[Dataset rows for apps and sites]
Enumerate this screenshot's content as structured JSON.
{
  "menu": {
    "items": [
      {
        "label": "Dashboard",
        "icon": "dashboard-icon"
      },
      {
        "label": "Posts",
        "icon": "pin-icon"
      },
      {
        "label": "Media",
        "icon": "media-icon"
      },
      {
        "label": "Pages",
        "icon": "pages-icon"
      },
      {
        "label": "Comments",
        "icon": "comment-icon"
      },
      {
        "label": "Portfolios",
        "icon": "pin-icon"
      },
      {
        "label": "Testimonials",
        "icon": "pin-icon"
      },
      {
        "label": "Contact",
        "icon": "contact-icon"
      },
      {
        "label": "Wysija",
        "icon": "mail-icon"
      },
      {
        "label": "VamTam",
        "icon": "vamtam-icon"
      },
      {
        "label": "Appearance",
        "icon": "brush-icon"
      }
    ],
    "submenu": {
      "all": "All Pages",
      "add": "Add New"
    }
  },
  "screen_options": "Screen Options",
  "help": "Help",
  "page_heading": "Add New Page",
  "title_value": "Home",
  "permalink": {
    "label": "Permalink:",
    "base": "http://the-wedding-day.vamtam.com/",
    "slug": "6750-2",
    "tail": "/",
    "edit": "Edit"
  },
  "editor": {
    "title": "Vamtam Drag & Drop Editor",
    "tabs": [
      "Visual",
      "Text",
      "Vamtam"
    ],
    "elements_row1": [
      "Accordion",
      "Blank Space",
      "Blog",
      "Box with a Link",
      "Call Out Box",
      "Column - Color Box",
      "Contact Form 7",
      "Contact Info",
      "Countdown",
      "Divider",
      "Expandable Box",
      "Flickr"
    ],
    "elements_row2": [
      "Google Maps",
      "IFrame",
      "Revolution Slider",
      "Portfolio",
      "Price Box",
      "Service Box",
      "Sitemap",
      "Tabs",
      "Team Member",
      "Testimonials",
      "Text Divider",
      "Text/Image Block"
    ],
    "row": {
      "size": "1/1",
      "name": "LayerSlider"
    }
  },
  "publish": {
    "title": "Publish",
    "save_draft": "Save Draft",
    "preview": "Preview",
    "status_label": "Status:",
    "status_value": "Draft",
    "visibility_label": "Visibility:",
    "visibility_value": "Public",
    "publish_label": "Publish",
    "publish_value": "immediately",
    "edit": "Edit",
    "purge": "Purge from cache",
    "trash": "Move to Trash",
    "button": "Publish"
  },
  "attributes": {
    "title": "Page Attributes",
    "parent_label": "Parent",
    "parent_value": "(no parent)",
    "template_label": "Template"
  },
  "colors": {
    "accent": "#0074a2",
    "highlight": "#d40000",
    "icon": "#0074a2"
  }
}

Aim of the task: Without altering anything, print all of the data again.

Final answer:
Enumerate this screenshot's content as structured JSON.
{
  "menu": {
    "items": [
      {
        "label": "Dashboard",
        "icon": "dashboard-icon"
      },
      {
        "label": "Posts",
        "icon": "pin-icon"
      },
      {
        "label": "Media",
        "icon": "media-icon"
      },
      {
        "label": "Pages",
        "icon": "pages-icon"
      },
      {
        "label": "Comments",
        "icon": "comment-icon"
      },
      {
        "label": "Portfolios",
        "icon": "pin-icon"
      },
      {
        "label": "Testimonials",
        "icon": "pin-icon"
      },
      {
        "label": "Contact",
        "icon": "contact-icon"
      },
      {
        "label": "Wysija",
        "icon": "mail-icon"
      },
      {
        "label": "VamTam",
        "icon": "vamtam-icon"
      },
      {
        "label": "Appearance",
        "icon": "brush-icon"
      }
    ],
    "submenu": {
      "all": "All Pages",
      "add": "Add New"
    }
  },
  "screen_options": "Screen Options",
  "help": "Help",
  "page_heading": "Add New Page",
  "title_value": "Home",
  "permalink": {
    "label": "Permalink:",
    "base": "http://the-wedding-day.vamtam.com/",
    "slug": "6750-2",
    "tail": "/",
    "edit": "Edit"
  },
  "editor": {
    "title": "Vamtam Drag & Drop Editor",
    "tabs": [
      "Visual",
      "Text",
      "Vamtam"
    ],
    "elements_row1": [
      "Accordion",
      "Blank Space",
      "Blog",
      "Box with a Link",
      "Call Out Box",
      "Column - Color Box",
      "Contact Form 7",
      "Contact Info",
      "Countdown",
      "Divider",
      "Expandable Box",
      "Flickr"
    ],
    "elements_row2": [
      "Google Maps",
      "IFrame",
      "Revolution Slider",
      "Portfolio",
      "Price Box",
      "Service Box",
      "Sitemap",
      "Tabs",
      "Team Member",
      "Testimonials",
      "Text Divider",
      "Text/Image Block"
    ],
    "row": {
      "size": "1/1",
      "name": "LayerSlider"
    }
  },
  "publish": {
    "title": "Publish",
    "save_draft": "Save Draft",
    "preview": "Preview",
    "status_label": "Status:",
    "status_value": "Draft",
    "visibility_label": "Visibility:",
    "visibility_value": "Public",
    "publish_label": "Publish",
    "publish_value": "immediately",
    "edit": "Edit",
    "purge": "Purge from cache",
    "trash": "Move to Trash",
    "button": "Publish"
  },
  "attributes": {
    "title": "Page Attributes",
    "parent_label": "Parent",
    "parent_value": "(no parent)",
    "template_label": "Template"
  },
  "colors": {
    "accent": "#0074a2",
    "highlight": "#d40000",
    "icon": "#0074a2"
  }
}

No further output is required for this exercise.